“I learned a lot from my brothers,” Perez said. “We lived in Herndon, Calif., first and boxed the kids around the street. Then we moved to Fresno and we’d spar with everyone, and then we moved to Modesto. My brother, Johnny, was once ranked No. 8 in the world. Then Johnny got drafted to Vietnam. He served in Vietnam and when he came back, he was never the same again. Bernie, who is three years older than me, lost in the 1968 Olympic Trials.”
As he grew older, life began to unravel. Perez’s father became so fearful of his condition that he put his youngest son in a hotel by himself when he was 14. Perez was a pass-around kid, and, for a time, he lived on the streets. Perez’s mother visited on weekends to wash his clothes, and she would occasionally sneak him $10 a week. Perez performed odd jobs, like picking tomatoes, for food money and sometimes was forced to live with less-than-desirable people. He had no other choice.
“I really don’t know how I survived that time,” Perez said. “It was God. It was all God. That saved me. I used to deal drugs at 18, 19, and I even got into it a little bit. A friend got busted and that scared me and I went cold turkey and stopped. That wasn’t me. I look back at all of that and I just thank God for being alive. I made it. I still don’t know how.
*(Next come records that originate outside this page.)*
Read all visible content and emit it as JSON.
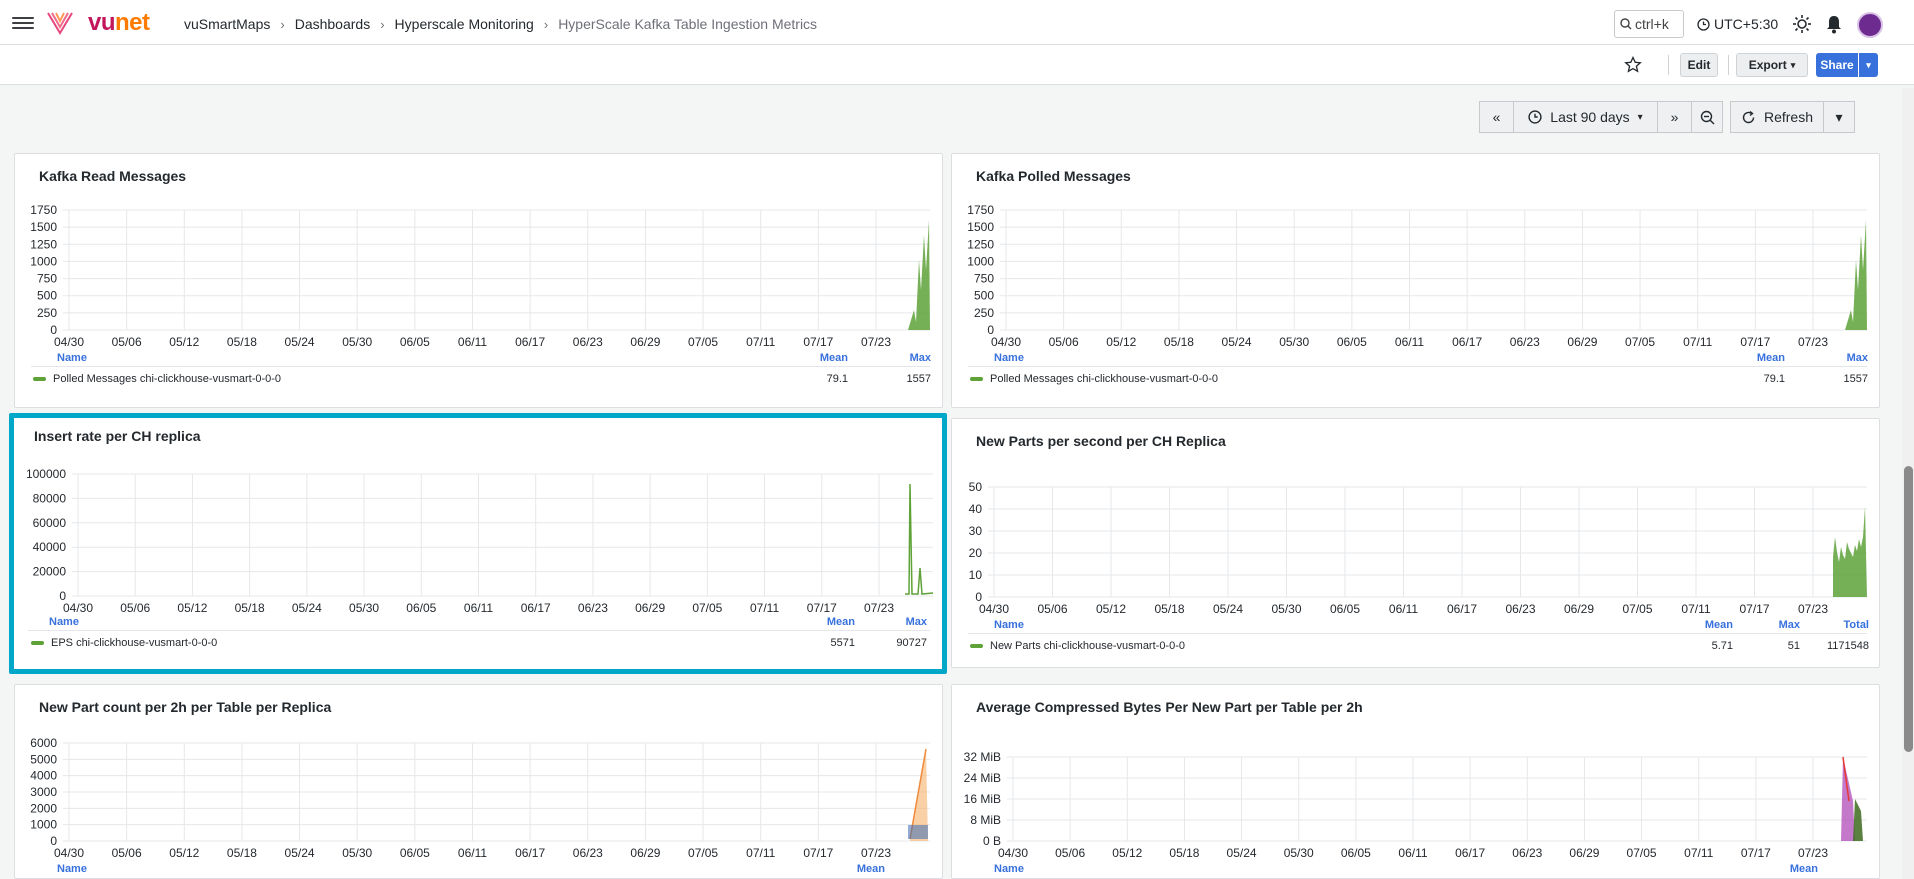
{
  "header": {
    "logo_text_vu": "vu",
    "logo_text_net": "net",
    "breadcrumbs": [
      "vuSmartMaps",
      "Dashboards",
      "Hyperscale Monitoring",
      "HyperScale Kafka Table Ingestion Metrics"
    ],
    "search_placeholder": "ctrl+k",
    "timezone": "UTC+5:30"
  },
  "toolbar": {
    "edit_label": "Edit",
    "export_label": "Export",
    "share_label": "Share"
  },
  "timepicker": {
    "range_label": "Last 90 days",
    "refresh_label": "Refresh"
  },
  "colors": {
    "accent": "#3871dc",
    "series_green": "#5ea238",
    "selected_border": "#00a7c9"
  },
  "x_ticks": [
    "04/30",
    "05/06",
    "05/12",
    "05/18",
    "05/24",
    "05/30",
    "06/05",
    "06/11",
    "06/17",
    "06/23",
    "06/29",
    "07/05",
    "07/11",
    "07/17",
    "07/23"
  ],
  "panels": [
    {
      "title": "Kafka Read Messages",
      "y_ticks": [
        "1750",
        "1500",
        "1250",
        "1000",
        "750",
        "500",
        "250",
        "0"
      ],
      "legend_headers": [
        "Name",
        "Mean",
        "Max"
      ],
      "legend": [
        {
          "name": "Polled Messages chi-clickhouse-vusmart-0-0-0",
          "values": [
            "79.1",
            "1557"
          ]
        }
      ]
    },
    {
      "title": "Kafka Polled Messages",
      "y_ticks": [
        "1750",
        "1500",
        "1250",
        "1000",
        "750",
        "500",
        "250",
        "0"
      ],
      "legend_headers": [
        "Name",
        "Mean",
        "Max"
      ],
      "legend": [
        {
          "name": "Polled Messages chi-clickhouse-vusmart-0-0-0",
          "values": [
            "79.1",
            "1557"
          ]
        }
      ]
    },
    {
      "title": "Insert rate per CH replica",
      "y_ticks": [
        "100000",
        "80000",
        "60000",
        "40000",
        "20000",
        "0"
      ],
      "legend_headers": [
        "Name",
        "Mean",
        "Max"
      ],
      "legend": [
        {
          "name": "EPS chi-clickhouse-vusmart-0-0-0",
          "values": [
            "5571",
            "90727"
          ]
        }
      ]
    },
    {
      "title": "New Parts per second per CH Replica",
      "y_ticks": [
        "50",
        "40",
        "30",
        "20",
        "10",
        "0"
      ],
      "legend_headers": [
        "Name",
        "Mean",
        "Max",
        "Total"
      ],
      "legend": [
        {
          "name": "New Parts chi-clickhouse-vusmart-0-0-0",
          "values": [
            "5.71",
            "51",
            "1171548"
          ]
        }
      ]
    },
    {
      "title": "New Part count per 2h per Table per Replica",
      "y_ticks": [
        "6000",
        "5000",
        "4000",
        "3000",
        "2000",
        "1000",
        "0"
      ],
      "legend_headers": [
        "Name",
        "Mean"
      ],
      "legend": []
    },
    {
      "title": "Average Compressed Bytes Per New Part per Table per 2h",
      "y_ticks": [
        "32 MiB",
        "24 MiB",
        "16 MiB",
        "8 MiB",
        "0 B"
      ],
      "legend_headers": [
        "Name",
        "Mean"
      ],
      "legend": []
    }
  ]
}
“I was jumped one time by six guys when I was 17. It was really rough,” he added. “I had no parents, no home. There were times I used to sleep on the streets. There were a few times I even slept in a laundry mat -- I busted in the backdoor. My parents didn’t want me to live with them because of the epilepsy. My brother used to ask me how I lived through that.”
Boxing saved him. That was the one constant in his life.
“I used to ask why this had all happened to me,” Perez said. “God helped me and gave me focus. It’s why nothing bothers me. I didn’t want anyone to define me. I used to keep the epilepsy a secret and go around to different gyms to test myself. You overcompensate for certain things, and fighting made me feel good, really good. It still does.”
Perez’s affliction slowly lost its hold.
“It doesn’t bother me to train and work out; the punches don’t seem to faze me,” he said. “I haven’t had a seizure in about 20 years. I used to take a heavy dose of medication. I lessened it myself. I did that myself and felt a lot better. When I went to the doctor, he was amazed. Doctors go by the books. They originally told me I shouldn’t be doing that, but once I did, I felt better.”
Reynaldo Zaragoza, the brother of boxing hall of famer Daniel Zaragoza, took notice of Perez’s talents and style. At the time, Perez had found work at the Manteca Unified School District in San Joaquin, Calif., where he was employed for 34 years before retiring four years ago. Perez began training with Zaragoza. However, what really launched his career was his work with Rodney Jones, an accomplished junior middleweight who fought Corey Spinks for the IBF title in February 2007.
Nick and Nate Diaz bounced around before they landed at Cesar Gracie’s jiu-jitsu academy in Pleasant Hill, Calif. They trained regularly but lacked a definitive direction.
“I was doing student karate, real ghetto stuff in the backyard, and I was working with a bunch of trainers; I didn’t have a regular trainer,” Nick said. “It was all kind of rough.”
An encounter with a boxing prodigy forced the elder Diaz to re-examine his approach.
“Cesar one time took me to the CYC Gym when Andre Ward was a teen-ager just coming up,” Nick said. “I noticed people focused on training Andre, and he was a lot younger than me. I began working a lot harder and saw the talent Andre had. That’s when I had to focus harder on my game.”
Finish Reading » “I was 16 years old when I started fighting. I was always looking for a good boxing trainer. I could only hope for someone like Richard. I doubt I would be where I am without Richard. I might have amounted to something but probably a lot different.”